> **Exercise**: Among the lines of the material below, count those holding "fill". Report the number by itself.

> **Listed records**:
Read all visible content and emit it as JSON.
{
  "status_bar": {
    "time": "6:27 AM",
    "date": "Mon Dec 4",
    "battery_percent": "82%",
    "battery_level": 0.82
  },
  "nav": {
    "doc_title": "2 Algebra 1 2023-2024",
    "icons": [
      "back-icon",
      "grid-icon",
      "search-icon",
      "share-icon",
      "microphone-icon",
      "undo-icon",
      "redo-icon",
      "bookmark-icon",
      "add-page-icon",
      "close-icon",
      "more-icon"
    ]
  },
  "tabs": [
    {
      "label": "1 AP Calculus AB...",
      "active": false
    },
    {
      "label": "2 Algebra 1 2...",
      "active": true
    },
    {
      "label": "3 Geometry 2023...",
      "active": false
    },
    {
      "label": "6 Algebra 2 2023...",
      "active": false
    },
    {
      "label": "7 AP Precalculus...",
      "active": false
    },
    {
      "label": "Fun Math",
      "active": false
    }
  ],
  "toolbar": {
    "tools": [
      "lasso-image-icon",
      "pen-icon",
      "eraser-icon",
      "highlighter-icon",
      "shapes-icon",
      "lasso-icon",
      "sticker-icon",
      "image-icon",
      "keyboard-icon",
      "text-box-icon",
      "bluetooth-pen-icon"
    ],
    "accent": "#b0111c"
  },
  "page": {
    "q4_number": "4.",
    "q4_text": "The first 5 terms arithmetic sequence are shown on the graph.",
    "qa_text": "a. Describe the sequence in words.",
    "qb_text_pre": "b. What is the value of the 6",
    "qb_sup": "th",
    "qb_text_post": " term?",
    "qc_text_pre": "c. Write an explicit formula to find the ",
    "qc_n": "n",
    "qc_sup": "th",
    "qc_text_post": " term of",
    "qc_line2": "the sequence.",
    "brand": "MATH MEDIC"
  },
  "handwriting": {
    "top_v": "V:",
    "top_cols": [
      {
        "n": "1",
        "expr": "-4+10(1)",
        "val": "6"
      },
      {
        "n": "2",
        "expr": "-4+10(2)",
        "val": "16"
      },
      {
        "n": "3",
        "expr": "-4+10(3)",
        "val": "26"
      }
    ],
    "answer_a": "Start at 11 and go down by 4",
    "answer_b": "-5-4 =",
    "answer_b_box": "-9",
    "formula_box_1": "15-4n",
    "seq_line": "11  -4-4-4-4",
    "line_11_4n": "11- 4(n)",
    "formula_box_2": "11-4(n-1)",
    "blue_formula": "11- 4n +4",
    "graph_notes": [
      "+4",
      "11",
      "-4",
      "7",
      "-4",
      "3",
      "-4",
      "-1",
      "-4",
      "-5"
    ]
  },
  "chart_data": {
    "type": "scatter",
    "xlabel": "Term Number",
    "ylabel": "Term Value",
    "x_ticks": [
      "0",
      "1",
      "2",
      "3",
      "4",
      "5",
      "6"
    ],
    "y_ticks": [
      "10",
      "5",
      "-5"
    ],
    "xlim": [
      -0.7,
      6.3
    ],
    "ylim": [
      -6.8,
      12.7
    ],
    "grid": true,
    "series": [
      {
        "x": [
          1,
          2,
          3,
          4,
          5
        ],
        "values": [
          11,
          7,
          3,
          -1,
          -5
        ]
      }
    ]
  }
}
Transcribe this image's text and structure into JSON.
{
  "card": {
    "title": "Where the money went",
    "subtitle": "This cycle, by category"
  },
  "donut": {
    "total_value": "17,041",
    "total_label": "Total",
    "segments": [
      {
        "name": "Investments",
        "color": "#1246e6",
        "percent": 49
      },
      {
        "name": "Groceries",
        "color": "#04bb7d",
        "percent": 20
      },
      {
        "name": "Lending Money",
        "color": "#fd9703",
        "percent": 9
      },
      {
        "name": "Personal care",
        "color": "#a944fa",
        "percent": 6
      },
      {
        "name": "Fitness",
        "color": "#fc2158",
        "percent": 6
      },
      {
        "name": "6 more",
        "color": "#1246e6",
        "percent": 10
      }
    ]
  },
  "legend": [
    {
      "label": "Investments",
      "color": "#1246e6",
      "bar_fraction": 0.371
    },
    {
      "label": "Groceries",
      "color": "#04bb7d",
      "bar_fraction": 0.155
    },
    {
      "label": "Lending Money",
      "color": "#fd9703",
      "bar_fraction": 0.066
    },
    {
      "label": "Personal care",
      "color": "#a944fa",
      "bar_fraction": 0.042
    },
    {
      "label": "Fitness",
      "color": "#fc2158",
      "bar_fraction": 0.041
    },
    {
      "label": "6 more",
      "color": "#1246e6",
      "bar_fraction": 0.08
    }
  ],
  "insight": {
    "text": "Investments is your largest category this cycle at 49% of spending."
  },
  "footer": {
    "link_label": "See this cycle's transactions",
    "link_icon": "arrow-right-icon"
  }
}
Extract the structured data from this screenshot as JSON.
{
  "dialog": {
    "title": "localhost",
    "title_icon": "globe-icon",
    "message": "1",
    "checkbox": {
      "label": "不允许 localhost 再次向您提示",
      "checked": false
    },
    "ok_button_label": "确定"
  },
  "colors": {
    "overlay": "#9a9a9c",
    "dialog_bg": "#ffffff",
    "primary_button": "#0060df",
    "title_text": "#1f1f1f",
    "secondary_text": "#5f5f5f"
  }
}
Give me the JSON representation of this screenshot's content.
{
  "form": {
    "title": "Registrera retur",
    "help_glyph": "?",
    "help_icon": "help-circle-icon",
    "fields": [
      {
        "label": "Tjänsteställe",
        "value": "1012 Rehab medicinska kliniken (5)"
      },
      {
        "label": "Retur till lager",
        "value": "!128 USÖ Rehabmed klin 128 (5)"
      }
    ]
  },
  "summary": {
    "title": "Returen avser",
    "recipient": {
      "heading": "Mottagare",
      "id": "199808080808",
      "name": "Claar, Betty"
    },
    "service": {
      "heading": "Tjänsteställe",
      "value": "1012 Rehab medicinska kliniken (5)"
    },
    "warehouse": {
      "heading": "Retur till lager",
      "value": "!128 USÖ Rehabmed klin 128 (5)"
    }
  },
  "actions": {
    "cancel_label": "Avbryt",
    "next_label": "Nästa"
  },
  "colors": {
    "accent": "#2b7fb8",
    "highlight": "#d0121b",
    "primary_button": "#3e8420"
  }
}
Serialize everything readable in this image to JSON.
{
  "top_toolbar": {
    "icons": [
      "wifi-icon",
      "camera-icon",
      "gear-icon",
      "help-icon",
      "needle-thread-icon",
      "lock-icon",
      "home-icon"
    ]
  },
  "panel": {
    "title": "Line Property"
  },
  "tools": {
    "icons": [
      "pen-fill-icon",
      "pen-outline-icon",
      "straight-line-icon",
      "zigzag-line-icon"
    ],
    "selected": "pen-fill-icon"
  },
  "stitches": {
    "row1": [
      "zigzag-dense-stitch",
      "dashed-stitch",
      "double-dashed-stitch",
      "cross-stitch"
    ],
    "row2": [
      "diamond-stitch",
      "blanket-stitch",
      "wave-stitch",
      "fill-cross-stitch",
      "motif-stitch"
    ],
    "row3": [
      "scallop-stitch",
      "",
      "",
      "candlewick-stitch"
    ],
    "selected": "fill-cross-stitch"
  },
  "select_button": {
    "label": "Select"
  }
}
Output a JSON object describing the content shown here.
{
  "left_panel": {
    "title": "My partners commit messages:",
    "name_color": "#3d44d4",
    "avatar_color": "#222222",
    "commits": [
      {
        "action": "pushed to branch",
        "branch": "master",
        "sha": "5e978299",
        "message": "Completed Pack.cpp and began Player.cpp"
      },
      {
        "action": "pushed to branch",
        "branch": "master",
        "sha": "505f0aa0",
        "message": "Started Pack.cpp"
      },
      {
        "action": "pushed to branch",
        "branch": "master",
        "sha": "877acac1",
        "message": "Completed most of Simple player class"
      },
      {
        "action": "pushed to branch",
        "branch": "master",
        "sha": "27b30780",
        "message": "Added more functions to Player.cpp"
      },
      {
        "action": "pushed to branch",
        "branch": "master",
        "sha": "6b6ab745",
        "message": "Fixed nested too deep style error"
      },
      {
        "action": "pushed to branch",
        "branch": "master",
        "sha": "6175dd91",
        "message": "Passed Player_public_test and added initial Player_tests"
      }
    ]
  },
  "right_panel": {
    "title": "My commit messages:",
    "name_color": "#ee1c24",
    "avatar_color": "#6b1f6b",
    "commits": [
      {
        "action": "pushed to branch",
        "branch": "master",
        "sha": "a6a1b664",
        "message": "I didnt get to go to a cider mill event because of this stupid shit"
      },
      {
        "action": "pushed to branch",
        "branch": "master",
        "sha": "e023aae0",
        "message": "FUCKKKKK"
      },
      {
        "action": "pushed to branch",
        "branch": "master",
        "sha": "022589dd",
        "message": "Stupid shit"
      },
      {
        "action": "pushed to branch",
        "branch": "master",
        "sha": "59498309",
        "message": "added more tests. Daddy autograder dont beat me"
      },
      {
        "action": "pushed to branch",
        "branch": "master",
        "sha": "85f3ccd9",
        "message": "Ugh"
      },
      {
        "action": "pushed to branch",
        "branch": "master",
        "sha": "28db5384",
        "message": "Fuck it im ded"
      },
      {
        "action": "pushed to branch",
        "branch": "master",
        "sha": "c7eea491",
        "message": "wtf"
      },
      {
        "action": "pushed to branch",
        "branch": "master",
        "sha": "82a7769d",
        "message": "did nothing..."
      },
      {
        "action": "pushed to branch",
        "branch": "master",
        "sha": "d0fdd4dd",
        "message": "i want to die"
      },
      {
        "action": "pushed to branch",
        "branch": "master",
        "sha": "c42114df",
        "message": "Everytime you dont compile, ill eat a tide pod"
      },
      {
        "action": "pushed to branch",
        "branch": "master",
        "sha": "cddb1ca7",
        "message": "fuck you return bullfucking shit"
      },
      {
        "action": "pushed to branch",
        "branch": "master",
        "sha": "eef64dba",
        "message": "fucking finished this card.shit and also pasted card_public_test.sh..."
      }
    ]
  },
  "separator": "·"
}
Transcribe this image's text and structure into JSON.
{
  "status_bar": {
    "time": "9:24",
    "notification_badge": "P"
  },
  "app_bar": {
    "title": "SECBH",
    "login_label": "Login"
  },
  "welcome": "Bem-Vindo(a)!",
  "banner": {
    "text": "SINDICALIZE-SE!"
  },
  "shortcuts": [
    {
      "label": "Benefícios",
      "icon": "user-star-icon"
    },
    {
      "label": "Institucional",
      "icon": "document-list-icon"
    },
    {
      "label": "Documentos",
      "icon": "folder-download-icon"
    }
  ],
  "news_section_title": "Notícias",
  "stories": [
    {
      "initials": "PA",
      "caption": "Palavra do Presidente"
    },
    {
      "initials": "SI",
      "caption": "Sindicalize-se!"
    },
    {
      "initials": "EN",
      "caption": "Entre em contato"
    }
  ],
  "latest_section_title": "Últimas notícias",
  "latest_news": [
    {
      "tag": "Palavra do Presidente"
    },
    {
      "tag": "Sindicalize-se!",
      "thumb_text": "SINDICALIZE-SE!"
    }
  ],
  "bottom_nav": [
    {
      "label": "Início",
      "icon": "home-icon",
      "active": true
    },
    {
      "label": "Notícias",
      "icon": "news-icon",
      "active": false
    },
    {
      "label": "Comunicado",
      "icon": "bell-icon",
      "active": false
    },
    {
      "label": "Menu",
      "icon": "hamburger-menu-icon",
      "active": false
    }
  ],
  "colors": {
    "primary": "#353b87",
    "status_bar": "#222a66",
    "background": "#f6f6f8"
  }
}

> **Written solution**: 4